The project RFS would work on was to deliver the connectivity to enable to use of driverless trains. The solution would need to deliver mission critical connectivity while overcoming the physical challenges of in-tunnel installations.
RFS was selected to deliver the project following benchmarking trials where our RADIAFLEX radiating waveguide, a unique and innovative solution for in-tunnel wireless applications in the 5-6 GHz band, was found to have significantly better performance when compared to alternative solutions. The installation proposed by RFS also involved far fewer active components; the system was able to serve a kilometer distance between access points. This brings two benefits for the Glasgow metro; lower initial costs and a system that will require far less maintenance, reducing total cost of ownership. The cable is designed to sit in tunnels for decades without the need for upgrade or attention, giving the reassurance of a futureproofed solution.

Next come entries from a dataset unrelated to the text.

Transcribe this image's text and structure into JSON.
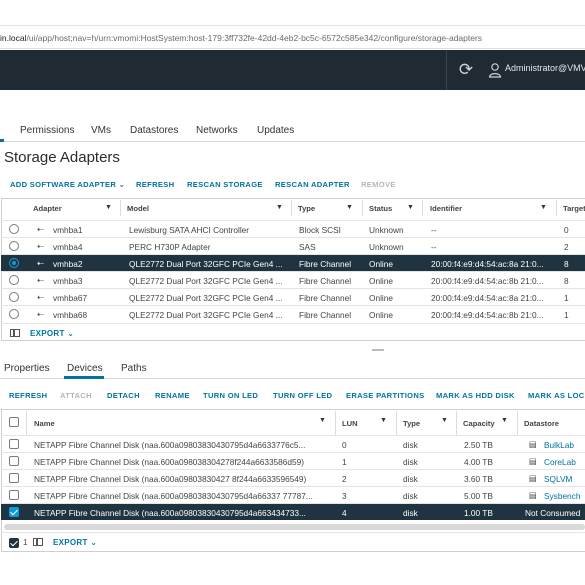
{
  "browser": {
    "url_prefix": "in.local",
    "url_rest": "/ui/app/host;nav=h/urn:vmomi:HostSystem:host-179:3ff732fe-42dd-4eb2-bc5c-6572c585e342/configure/storage-adapters"
  },
  "header": {
    "user": "Administrator@VMV",
    "icons": [
      "refresh-icon",
      "user-icon"
    ]
  },
  "host_tabs": [
    "Permissions",
    "VMs",
    "Datastores",
    "Networks",
    "Updates"
  ],
  "page_title": "Storage Adapters",
  "adapter_actions": [
    "ADD SOFTWARE ADAPTER ⌄",
    "REFRESH",
    "RESCAN STORAGE",
    "RESCAN ADAPTER",
    "REMOVE"
  ],
  "adapter_columns": [
    "Adapter",
    "Model",
    "Type",
    "Status",
    "Identifier",
    "Targets"
  ],
  "adapters": [
    {
      "adapter": "vmhba1",
      "model": "Lewisburg SATA AHCI Controller",
      "type": "Block SCSI",
      "status": "Unknown",
      "identifier": "--",
      "targets": "0"
    },
    {
      "adapter": "vmhba4",
      "model": "PERC H730P Adapter",
      "type": "SAS",
      "status": "Unknown",
      "identifier": "--",
      "targets": "2"
    },
    {
      "adapter": "vmhba2",
      "model": "QLE2772 Dual Port 32GFC PCIe Gen4 ...",
      "type": "Fibre Channel",
      "status": "Online",
      "identifier": "20:00:f4:e9:d4:54:ac:8a 21:0...",
      "targets": "8"
    },
    {
      "adapter": "vmhba3",
      "model": "QLE2772 Dual Port 32GFC PCIe Gen4 ...",
      "type": "Fibre Channel",
      "status": "Online",
      "identifier": "20:00:f4:e9:d4:54:ac:8b 21:0...",
      "targets": "8"
    },
    {
      "adapter": "vmhba67",
      "model": "QLE2772 Dual Port 32GFC PCIe Gen4 ...",
      "type": "Fibre Channel",
      "status": "Online",
      "identifier": "20:00:f4:e9:d4:54:ac:8a 21:0...",
      "targets": "1"
    },
    {
      "adapter": "vmhba68",
      "model": "QLE2772 Dual Port 32GFC PCIe Gen4 ...",
      "type": "Fibre Channel",
      "status": "Online",
      "identifier": "20:00:f4:e9:d4:54:ac:8b 21:0...",
      "targets": "1"
    }
  ],
  "adapter_footer": {
    "export": "EXPORT ⌄"
  },
  "detail_tabs": [
    "Properties",
    "Devices",
    "Paths"
  ],
  "device_actions": [
    "REFRESH",
    "ATTACH",
    "DETACH",
    "RENAME",
    "TURN ON LED",
    "TURN OFF LED",
    "ERASE PARTITIONS",
    "MARK AS HDD DISK",
    "MARK AS LOCA"
  ],
  "device_columns": [
    "Name",
    "LUN",
    "Type",
    "Capacity",
    "Datastore"
  ],
  "devices": [
    {
      "name": "NETAPP Fibre Channel Disk (naa.600a09803830430795d4a6633776c5...",
      "lun": "0",
      "type": "disk",
      "capacity": "2.50 TB",
      "datastore": "BulkLab"
    },
    {
      "name": "NETAPP Fibre Channel Disk (naa.600a098038304278f244a6633586d59)",
      "lun": "1",
      "type": "disk",
      "capacity": "4.00 TB",
      "datastore": "CoreLab"
    },
    {
      "name": "NETAPP Fibre Channel Disk (naa.600a09803830427 8f244a6633596549)",
      "lun": "2",
      "type": "disk",
      "capacity": "3.60 TB",
      "datastore": "SQLVM"
    },
    {
      "name": "NETAPP Fibre Channel Disk (naa.600a09803830430795d4a66337 77787...",
      "lun": "3",
      "type": "disk",
      "capacity": "5.00 TB",
      "datastore": "Sysbench"
    },
    {
      "name": "NETAPP Fibre Channel Disk (naa.600a09803830430795d4a663434733...",
      "lun": "4",
      "type": "disk",
      "capacity": "1.00 TB",
      "datastore": "Not Consumed"
    }
  ],
  "device_footer": {
    "selected_count": "1",
    "export": "EXPORT ⌄"
  }
}
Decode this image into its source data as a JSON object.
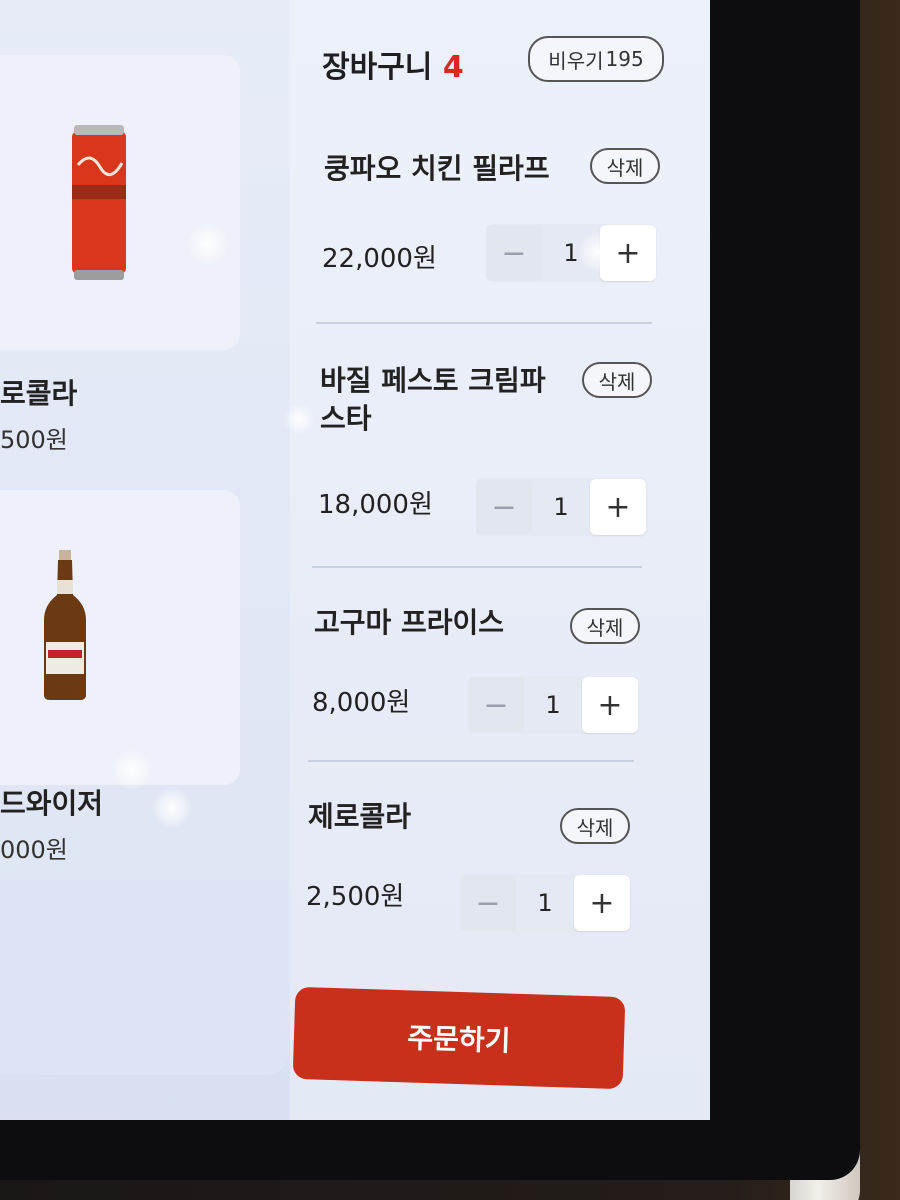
{
  "left_panel": {
    "products": [
      {
        "name": "로콜라",
        "price": "500원"
      },
      {
        "name": "드와이저",
        "price": "000원"
      }
    ]
  },
  "cart": {
    "title": "장바구니",
    "count": "4",
    "clear_label": "비우기",
    "clear_extra": "195",
    "delete_label": "삭제",
    "items": [
      {
        "name": "쿵파오 치킨 필라프",
        "price": "22,000원",
        "qty": "1"
      },
      {
        "name": "바질 페스토 크림파스타",
        "price": "18,000원",
        "qty": "1"
      },
      {
        "name": "고구마 프라이스",
        "price": "8,000원",
        "qty": "1"
      },
      {
        "name": "제로콜라",
        "price": "2,500원",
        "qty": "1"
      }
    ],
    "minus_symbol": "−",
    "plus_symbol": "+",
    "order_label": "주문하기"
  },
  "colors": {
    "accent": "#d72a1e",
    "order_button": "#c9301c"
  }
}
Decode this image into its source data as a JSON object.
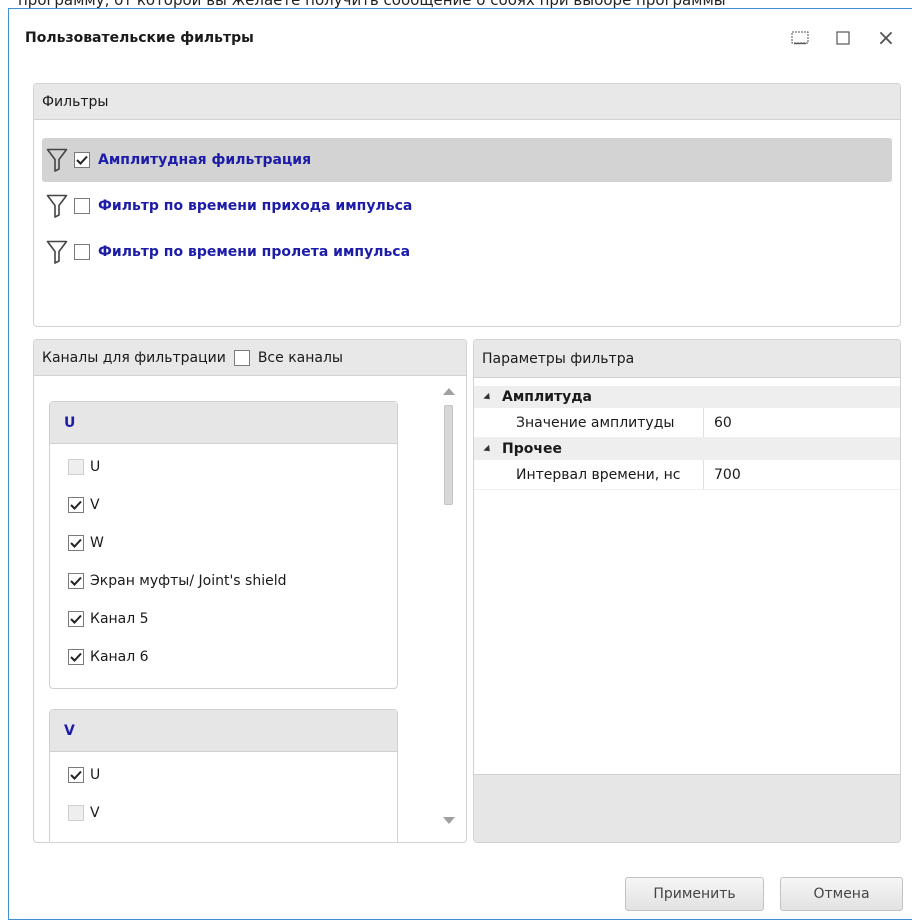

With the technology selected, the next part of the solution was to optimize the installation to deliver the best possible performance. The purpose of the deployment; to support the mission-critical connectivity needed to power driverless metro systems that rely on Wi-Fi, added to the challenge. To guarantee performance, we undertook several simulations at our Hannover site to perfect the RF propagation in a way that was compatible with the specific shape and formation of the Glasgow tunnels. Following significant research, we designed a system that will run at 5.8GHz on the RADIAFLEX solution, in duplex configuration, with a fail-safe architecture that avoids any single or double point of failure. This will not only support the use case of facilitating driverless trains, but offers a low maintenance, high performance system that will serve the subway for years to come.
Metro modernization is happening across the globe as subway operators look to take advantage of new technology to drive efficiency and improve the experience for their passengers. At RFS our teams are constantly testing and developing solutions to help metro operators make the most of the latest technology in a way that delivers ROI and is truly futureproofed in one of the most challenging environments for connectivity.
To hear more about our metro connectivity solutions and the projects we are working on, get in touch with Axel Schroeder, Commercial Product Manager, Wireless Indoor Solutions.